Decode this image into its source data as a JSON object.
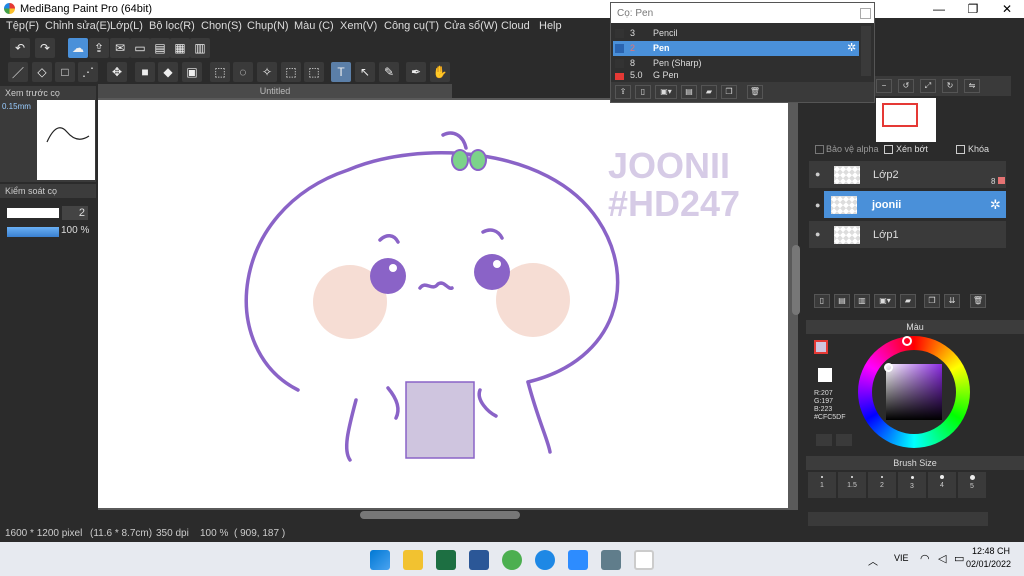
{
  "window": {
    "title": "MediBang Paint Pro (64bit)",
    "min": "—",
    "max": "❐",
    "close": "✕"
  },
  "menu": [
    "Tệp(F)",
    "Chỉnh sửa(E)",
    "Lớp(L)",
    "Bộ lọc(R)",
    "Chọn(S)",
    "Chụp(N)",
    "Màu (C)",
    "Xem(V)",
    "Công cụ(T)",
    "Cửa sổ(W)",
    "Cloud",
    "Help"
  ],
  "left": {
    "preview_title": "Xem trước cọ",
    "preview_size": "0.15mm",
    "control_title": "Kiểm soát cọ",
    "brush_width_value": "2",
    "opacity_value": "100 %"
  },
  "document": {
    "tab_title": "Untitled"
  },
  "artwork": {
    "watermark_line1": "JOONII",
    "watermark_line2": "#HD247",
    "stroke_color": "#8a63c7",
    "cheek_color": "#f6ddd4",
    "paper_color": "#cfc5df"
  },
  "brush_window": {
    "title": "Cọ: Pen",
    "items": [
      {
        "size": "3",
        "name": "Pencil",
        "color": "#333333"
      },
      {
        "size": "2",
        "name": "Pen",
        "color": "#2a64b0"
      },
      {
        "size": "8",
        "name": "Pen (Sharp)",
        "color": "#333333"
      },
      {
        "size": "5.0",
        "name": "G Pen",
        "color": "#e53935"
      }
    ]
  },
  "layers": {
    "protect_alpha": "Bảo vệ alpha",
    "clipping": "Xén bớt",
    "lock": "Khóa",
    "items": [
      {
        "name": "Lớp2",
        "badge": "8"
      },
      {
        "name": "joonii",
        "badge": ""
      },
      {
        "name": "Lớp1",
        "badge": ""
      }
    ]
  },
  "color_panel": {
    "title": "Màu",
    "r": "R:207",
    "g": "G:197",
    "b": "B:223",
    "hex": "#CFC5DF",
    "current_color": "#cfc5df"
  },
  "brush_size_panel": {
    "title": "Brush Size",
    "sizes": [
      "1",
      "1.5",
      "2",
      "3",
      "4",
      "5"
    ]
  },
  "status": {
    "dimensions": "1600 * 1200 pixel",
    "cm": "(11.6 * 8.7cm)",
    "dpi": "350 dpi",
    "zoom": "100 %",
    "coords": "( 909, 187 )"
  },
  "taskbar": {
    "lang": "VIE",
    "time": "12:48 CH",
    "date": "02/01/2022",
    "caret": "︿"
  },
  "colors": {
    "accent": "#4a90d9",
    "bg": "#2b2b2b"
  }
}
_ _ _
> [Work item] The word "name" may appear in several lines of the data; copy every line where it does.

> [Response]
        "name": "Pencil",
        "name": "Pen",
        "name": "Pen (Sharp)",
        "name": "G Pen",
        "name": "Lớp2",
        "name": "joonii",
        "name": "Lớp1",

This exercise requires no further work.